Despite being no more likely to fall behind on their credit card bills, African Americans are far more likely than white borrowers to be targeted by debt collectors.
Seven in 10 African Americans surveyed by the think tank Demos report getting calls from bill collectors, compared to just 50 percent of whites. Yet there were “no significant differences in the number of times African Americans and whites were late on a credit card payment or faced a higher interest rate as a result,” the group reports. The findings come from a much broader survey of how Americans use credit and experience debt.

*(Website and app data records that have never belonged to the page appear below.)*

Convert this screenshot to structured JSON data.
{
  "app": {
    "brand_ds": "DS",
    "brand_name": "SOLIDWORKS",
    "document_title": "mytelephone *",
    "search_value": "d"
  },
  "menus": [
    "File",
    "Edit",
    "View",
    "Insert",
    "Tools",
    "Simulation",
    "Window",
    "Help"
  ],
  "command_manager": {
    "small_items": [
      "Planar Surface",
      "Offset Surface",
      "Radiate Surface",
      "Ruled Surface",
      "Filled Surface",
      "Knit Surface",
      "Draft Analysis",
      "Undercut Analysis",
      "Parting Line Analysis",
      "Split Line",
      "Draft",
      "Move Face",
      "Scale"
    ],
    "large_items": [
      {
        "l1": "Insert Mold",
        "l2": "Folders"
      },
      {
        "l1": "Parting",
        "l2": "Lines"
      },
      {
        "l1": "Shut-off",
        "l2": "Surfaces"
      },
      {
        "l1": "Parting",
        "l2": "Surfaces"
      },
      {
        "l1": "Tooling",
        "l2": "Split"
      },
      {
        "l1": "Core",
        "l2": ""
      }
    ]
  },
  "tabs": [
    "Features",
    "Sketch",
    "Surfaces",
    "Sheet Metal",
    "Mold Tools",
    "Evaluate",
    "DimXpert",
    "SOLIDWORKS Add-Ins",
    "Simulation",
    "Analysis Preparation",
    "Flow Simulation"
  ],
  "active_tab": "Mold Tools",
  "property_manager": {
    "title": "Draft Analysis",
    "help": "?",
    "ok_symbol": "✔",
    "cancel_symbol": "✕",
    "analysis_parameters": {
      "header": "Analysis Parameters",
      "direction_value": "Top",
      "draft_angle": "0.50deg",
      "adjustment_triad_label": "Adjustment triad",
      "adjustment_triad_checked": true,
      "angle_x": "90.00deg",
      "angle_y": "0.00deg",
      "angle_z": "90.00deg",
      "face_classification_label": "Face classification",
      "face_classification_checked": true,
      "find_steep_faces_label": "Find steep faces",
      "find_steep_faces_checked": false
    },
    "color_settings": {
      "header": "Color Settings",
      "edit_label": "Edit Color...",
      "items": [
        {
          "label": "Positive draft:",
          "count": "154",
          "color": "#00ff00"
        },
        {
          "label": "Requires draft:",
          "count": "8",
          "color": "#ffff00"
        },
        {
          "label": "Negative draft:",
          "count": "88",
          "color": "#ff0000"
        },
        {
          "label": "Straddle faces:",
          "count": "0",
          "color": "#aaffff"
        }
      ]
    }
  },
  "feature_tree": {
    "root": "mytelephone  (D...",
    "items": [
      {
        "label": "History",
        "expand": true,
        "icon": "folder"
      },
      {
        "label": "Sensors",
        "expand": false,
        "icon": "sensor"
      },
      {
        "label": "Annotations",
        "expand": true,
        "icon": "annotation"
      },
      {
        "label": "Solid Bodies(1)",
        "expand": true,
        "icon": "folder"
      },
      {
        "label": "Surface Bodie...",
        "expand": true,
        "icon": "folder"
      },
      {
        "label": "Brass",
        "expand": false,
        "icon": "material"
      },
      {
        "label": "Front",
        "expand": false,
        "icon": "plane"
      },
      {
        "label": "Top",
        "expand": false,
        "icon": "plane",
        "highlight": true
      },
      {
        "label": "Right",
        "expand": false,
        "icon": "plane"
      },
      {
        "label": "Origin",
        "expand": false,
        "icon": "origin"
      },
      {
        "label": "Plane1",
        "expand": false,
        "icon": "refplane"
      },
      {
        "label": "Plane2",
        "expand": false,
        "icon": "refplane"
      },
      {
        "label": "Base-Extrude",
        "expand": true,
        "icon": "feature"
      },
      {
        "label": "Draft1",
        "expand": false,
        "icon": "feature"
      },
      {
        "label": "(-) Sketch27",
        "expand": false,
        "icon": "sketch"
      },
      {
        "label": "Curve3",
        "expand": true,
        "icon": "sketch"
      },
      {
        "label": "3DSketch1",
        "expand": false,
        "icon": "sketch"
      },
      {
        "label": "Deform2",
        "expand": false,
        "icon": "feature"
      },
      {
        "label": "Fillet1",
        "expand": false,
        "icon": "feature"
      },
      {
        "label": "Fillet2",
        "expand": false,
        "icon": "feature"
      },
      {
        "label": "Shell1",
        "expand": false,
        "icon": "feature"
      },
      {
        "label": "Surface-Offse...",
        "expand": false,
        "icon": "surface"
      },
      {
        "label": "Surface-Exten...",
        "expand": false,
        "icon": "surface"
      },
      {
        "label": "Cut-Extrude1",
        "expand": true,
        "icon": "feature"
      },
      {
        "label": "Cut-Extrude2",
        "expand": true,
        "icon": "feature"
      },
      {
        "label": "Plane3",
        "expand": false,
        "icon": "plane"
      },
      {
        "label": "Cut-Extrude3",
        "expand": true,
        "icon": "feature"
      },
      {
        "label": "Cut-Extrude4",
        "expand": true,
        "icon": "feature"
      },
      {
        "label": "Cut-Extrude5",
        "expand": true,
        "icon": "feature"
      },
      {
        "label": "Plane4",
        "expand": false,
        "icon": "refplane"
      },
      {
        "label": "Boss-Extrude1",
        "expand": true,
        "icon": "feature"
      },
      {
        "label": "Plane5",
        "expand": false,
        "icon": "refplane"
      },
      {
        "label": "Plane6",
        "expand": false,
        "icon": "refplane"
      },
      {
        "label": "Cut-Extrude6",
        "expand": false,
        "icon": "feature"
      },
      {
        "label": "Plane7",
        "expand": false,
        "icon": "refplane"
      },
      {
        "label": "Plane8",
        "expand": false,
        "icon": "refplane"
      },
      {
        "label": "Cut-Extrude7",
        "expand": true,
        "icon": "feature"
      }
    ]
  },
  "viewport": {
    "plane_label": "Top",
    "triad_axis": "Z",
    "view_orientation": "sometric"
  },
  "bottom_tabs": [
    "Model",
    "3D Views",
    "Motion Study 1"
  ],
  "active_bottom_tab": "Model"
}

A trade association spokesman defended the industry to the Huffington Post, saying that debt collectors “don’t get into the ethnic information” on the debtors they pursue. Demos’ Catherine Ruetschlin, who co-authored the report, suggested that there is a feedback loop between the racial disparity in debt collector calls and the overall disparities in the economy.
“African-American households are more likely to have been called by bill collectors because they are more likely to have blemishes on their credit history that would send debts to collection agencies,” Ruetschlin told the Huffington Post. Those credit blemishes derive from the greater obstacles black America faces at finding work, securing equal pay, and building wealth over the course of their careers. The financial crisis also worsened the disparity in credit scores between white and black borrowers, in part because black homeowners were disproportionately targeted for foreclosure. Furthermore, white neighborhoods have retained their property values more effectively throughout the foreclosure crisis in large part because banks neglect the upkeep of properties they own in black and latino neighborhoods. Non-white Americans still face housing discrimination years after laws were passed to ban the most egregious forms of racism by realtors and landlords.
Even if these credit-damaging hurdles are driving the racial disparity in debt collection, collectors are due for a regulatory crackdown. Consumer complaints about debt collector abuses have tripled since 2002 and one in seven Americans face collection claims. Yet the companies that collect those debts have slipped into a “regulatory void” for years. Because dinged credit scores can keep people from finding work, among other things, aggressive and abusive debt collector practices put an anchor on struggling peoples’ economic prospects. The Consumer Financial Protection Bureau is getting set to step into the void and start policing debt collectors.